Return the entries verbatim and drop every picture.

--------------------------------

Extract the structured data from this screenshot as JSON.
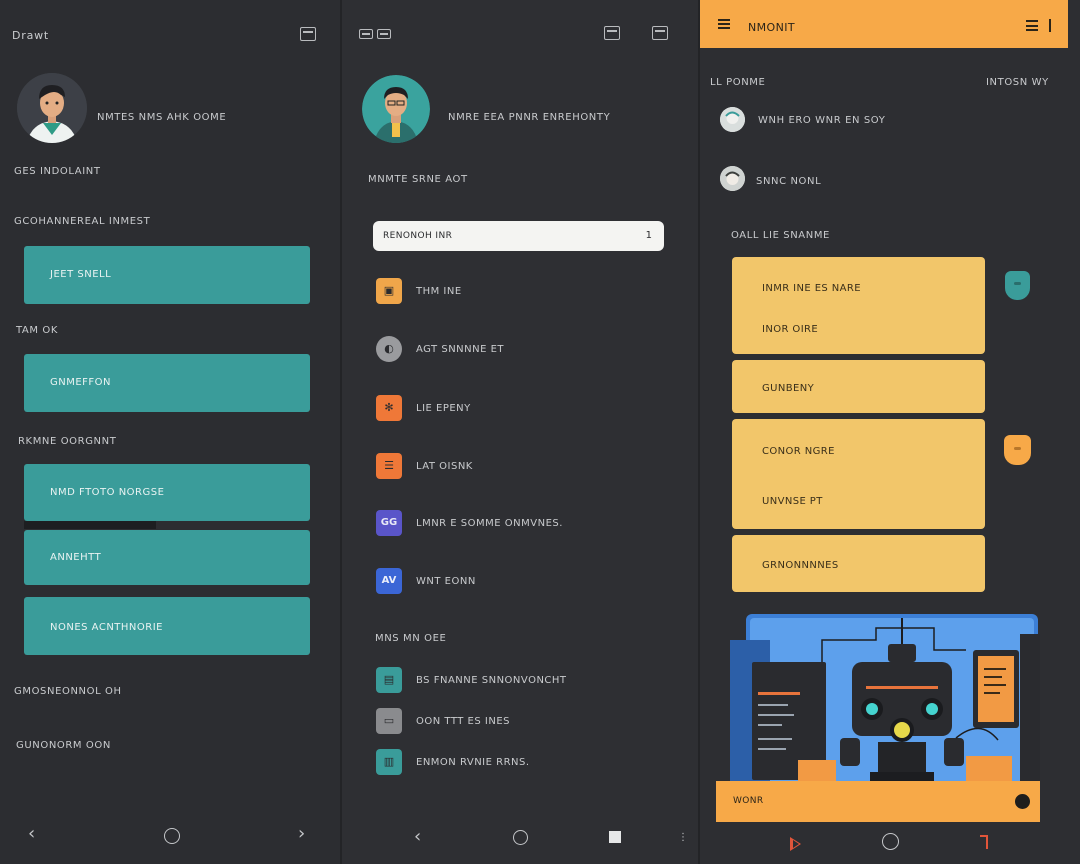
{
  "panel_left": {
    "app_title": "Drawt",
    "profile_name": "Nmtes nms ahk oome",
    "section1": "Ges indolaint",
    "section2": "Gcohannereal inmest",
    "button1": "Jeet snell",
    "section3": "Tam ok",
    "button2": "Gnmeffon",
    "section4": "Rkmne oorgnnt",
    "button3": "Nmd ftoto norgse",
    "button4": "Annehtt",
    "button5": "Nones acnthnorie",
    "footer1": "Gmosneonnol oh",
    "footer2": "Gunonorm oon",
    "accent": "#3a9c9a"
  },
  "panel_middle": {
    "profile_name": "Nmre eea pnnr enrehonty",
    "section1": "Mnmte srne aot",
    "search_value": "Renonoh inr",
    "search_count": "1",
    "menu": [
      {
        "label": "Thm ine",
        "icon": "grid-icon",
        "color": "#f0a64a",
        "glyph": "▣"
      },
      {
        "label": "Agt snnnne et",
        "icon": "clock-icon",
        "color": "#9a9b9e",
        "glyph": "◐"
      },
      {
        "label": "Lie epeny",
        "icon": "star-icon",
        "color": "#ef7838",
        "glyph": "✻"
      },
      {
        "label": "Lat oisnk",
        "icon": "list-icon",
        "color": "#ef7838",
        "glyph": "☰"
      },
      {
        "label": "Lmnr e somme onmvnes.",
        "icon": "people-icon",
        "color": "#5a55c9",
        "glyph": "GG"
      },
      {
        "label": "Wnt eonn",
        "icon": "chart-icon",
        "color": "#3b66d6",
        "glyph": "AV"
      }
    ],
    "section2": "Mns mn oee",
    "menu2": [
      {
        "label": "Bs fnanne snnonvoncht",
        "icon": "card-icon",
        "color": "#3a9c9a",
        "glyph": "▤"
      },
      {
        "label": "Oon ttt es ines",
        "icon": "doc-icon",
        "color": "#8a8b8e",
        "glyph": "▭"
      },
      {
        "label": "Enmon rvnie rrns.",
        "icon": "chat-icon",
        "color": "#3a9c9a",
        "glyph": "▥"
      }
    ]
  },
  "panel_right": {
    "title": "Nmonit",
    "col_left": "Ll ponme",
    "col_right": "Intosn wy",
    "contacts": [
      {
        "name": "Wnh ero wnr en soy"
      },
      {
        "name": "Snnc nonl"
      }
    ],
    "section": "Oall lie snanme",
    "cards": [
      {
        "line1": "Inmr ine es nare",
        "line2": "Inor oire"
      },
      {
        "line1": "Gunbeny"
      },
      {
        "line1": "Conor ngre",
        "line2": "Unvnse pt"
      },
      {
        "line1": "Grnonnnnes"
      }
    ],
    "bottom_bar": "Wonr",
    "accent": "#f7a948",
    "card_color": "#f2c66a"
  }
}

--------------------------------

▶ [ANSWER BOX]:
Extract the structured data from this screenshot as JSON.
{
  "panel_left": {
    "app_title": "Drawt",
    "profile_name": "Nmtes nms ahk oome",
    "section1": "Ges indolaint",
    "section2": "Gcohannereal inmest",
    "button1": "Jeet snell",
    "section3": "Tam ok",
    "button2": "Gnmeffon",
    "section4": "Rkmne oorgnnt",
    "button3": "Nmd ftoto norgse",
    "button4": "Annehtt",
    "button5": "Nones acnthnorie",
    "footer1": "Gmosneonnol oh",
    "footer2": "Gunonorm oon",
    "accent": "#3a9c9a"
  },
  "panel_middle": {
    "profile_name": "Nmre eea pnnr enrehonty",
    "section1": "Mnmte srne aot",
    "search_value": "Renonoh inr",
    "search_count": "1",
    "menu": [
      {
        "label": "Thm ine",
        "icon": "grid-icon",
        "color": "#f0a64a",
        "glyph": "▣"
      },
      {
        "label": "Agt snnnne et",
        "icon": "clock-icon",
        "color": "#9a9b9e",
        "glyph": "◐"
      },
      {
        "label": "Lie epeny",
        "icon": "star-icon",
        "color": "#ef7838",
        "glyph": "✻"
      },
      {
        "label": "Lat oisnk",
        "icon": "list-icon",
        "color": "#ef7838",
        "glyph": "☰"
      },
      {
        "label": "Lmnr e somme onmvnes.",
        "icon": "people-icon",
        "color": "#5a55c9",
        "glyph": "GG"
      },
      {
        "label": "Wnt eonn",
        "icon": "chart-icon",
        "color": "#3b66d6",
        "glyph": "AV"
      }
    ],
    "section2": "Mns mn oee",
    "menu2": [
      {
        "label": "Bs fnanne snnonvoncht",
        "icon": "card-icon",
        "color": "#3a9c9a",
        "glyph": "▤"
      },
      {
        "label": "Oon ttt es ines",
        "icon": "doc-icon",
        "color": "#8a8b8e",
        "glyph": "▭"
      },
      {
        "label": "Enmon rvnie rrns.",
        "icon": "chat-icon",
        "color": "#3a9c9a",
        "glyph": "▥"
      }
    ]
  },
  "panel_right": {
    "title": "Nmonit",
    "col_left": "Ll ponme",
    "col_right": "Intosn wy",
    "contacts": [
      {
        "name": "Wnh ero wnr en soy"
      },
      {
        "name": "Snnc nonl"
      }
    ],
    "section": "Oall lie snanme",
    "cards": [
      {
        "line1": "Inmr ine es nare",
        "line2": "Inor oire"
      },
      {
        "line1": "Gunbeny"
      },
      {
        "line1": "Conor ngre",
        "line2": "Unvnse pt"
      },
      {
        "line1": "Grnonnnnes"
      }
    ],
    "bottom_bar": "Wonr",
    "accent": "#f7a948",
    "card_color": "#f2c66a"
  }
}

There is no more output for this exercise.